Solar power is a big part of Tesla CEO Elon Musk’s vision. He has proposed merging Tesla with SolarCity Corp., in which he holds a 22 percent stake. Musk wants his buyers to be able to buy his cars and then charge them with solar power at home. Several of Tesla’s fast-charging stations are also solar-powered.

Karma has been working to get back to car production since its predecessor company, Fisker, defaulted on a U.S. government loan and went bankrupt in 2013. Wanxiang, an auto parts maker, bought its assets out of bankruptcy the following year. The company has filed documents seeking to open a $375 million factory in Hangzhou, China.

As Karma rolls out its electric-drive technology, it wants to add smaller plug-in hybrids and fully electric cars to its lineup, Taylor said.

Similar to Tesla’s strategy with low-volume sellers like the early Roadster and Model S, Karma wants to use the Revero to start building its capabilities and intellectual property so the company can eventually build cars in higher volume, Taylor said.

The predecessor company sold 2,000 cars, Taylor said. Those owners will get the first chance to reserve and buy the new model this week, he said. Costa Mesa, California-based Karma will make about 900 Reveros in the first year and boost production later, Taylor said.

“Those owners are so passionate, borderline fanatical,” he said. “We want to give them first crack at it.”

©2016 Bloomberg News

Audi Is Developing a New Regenerative Energy Technology for Its Cars

By: Stephen Lacey

Image Courtesy: zerotohundred.com

Think energy regeneration, and usually innovations in the powertrain come to mind. With a prototype named “eROT,” Audi has applied the same principles to the chassis, or more specifically, the dampers of a vehicle, in order to recuperate energy transferred through the vehicle’s chassis as it encounters undulations and imperfections along the road surface.

“Every pothole, every bump, every curve induces kinetic energy in the car. Today’s dampers absorb this energy, which is lost in the form of heat,” said Dr. Ing. Stefan Knirsch, board member for technical development at Audi AG.

“With the new electromechanical damper system in the 48-volt electrical system, we put this energy to use.

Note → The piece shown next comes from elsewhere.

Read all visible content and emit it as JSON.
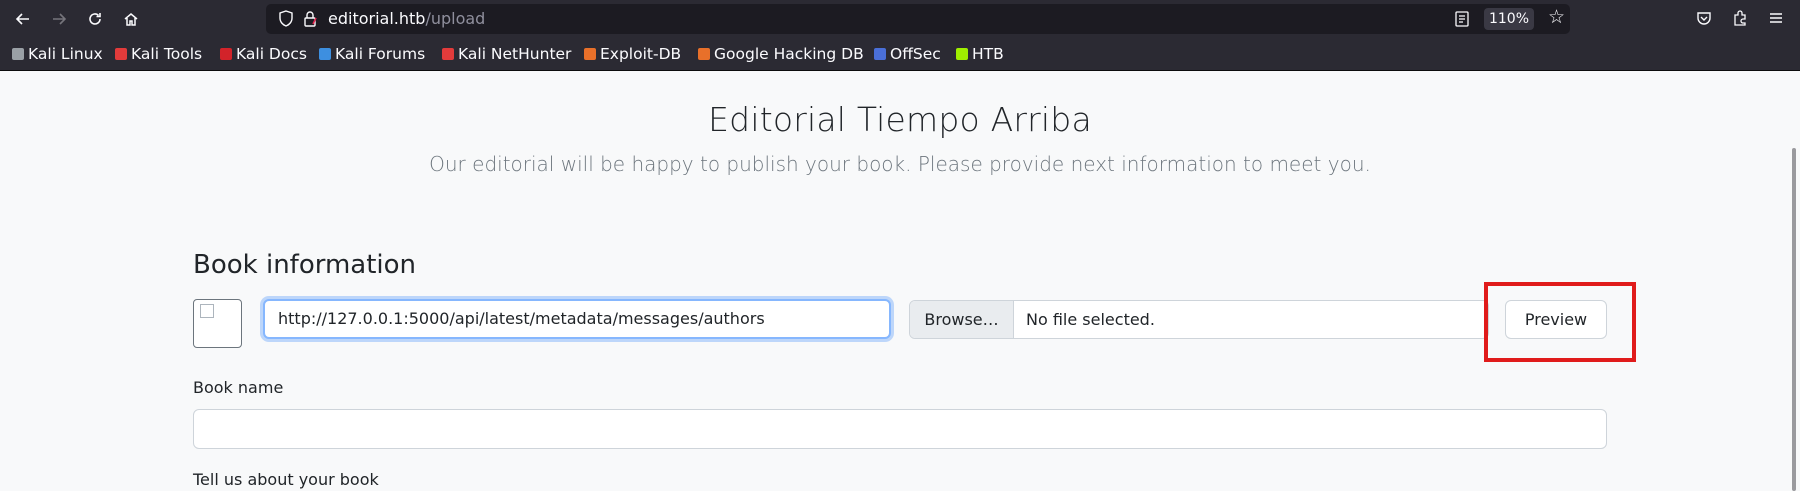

It also presents us and our customers with entirely new possibilities for adjusting the suspension,” he adds.

Courtesy: http://www.greentechmedia.com/

Decision by Australian Energy Regulator Protects Solar Users against Unfair Costs

A decision by the Australian Energy Regulator (AER) will protect solar users in South Australia against discriminatory charges proposed by SA Power Networks.

Clean Energy Council Policy Manager Darren Gladman said the AER decision was welcome news for solar customers and businesses in South Australia.

“If the SA Power Networks proposal was successful, it would send a message that no matter what action people take to reduce their bills, they’ll get stung another way. Effectively: ‘You’re damned if you do and you’re damned if you don’t’.

“If this push was successful, it would have opened the door for similar, and possibly much larger, charges by operators in other states. We believed the proposal was unfair and campaigned strongly against it. We are pleased the AER agreed with our position,” Mr Gladman said.

Under the SA Power Networks proposal, those who installed solar power would be charged a different rate to other users. The AER rejected the proposal last year, and this decision was supported by the Federal Court in December 2015.

Mr Gladman said the Clean Energy Council will continue to work with SA Power Networks to support better ways of introducing demand-based tariffs that don’t discriminate against owners of solar, storage or smart meters.

“More than 1.5 million homes across the country have now installed solar power. This is a huge political constituency, and they won’t stand for being treated like mugs,” he said.

“Just about everyone is concerned about the cost of power right now. We should not be penalising people who want to go solar just because they aren’t paying as much to the operators of the power networks as they used to.”

Courtesy: http://www.solardaily.com/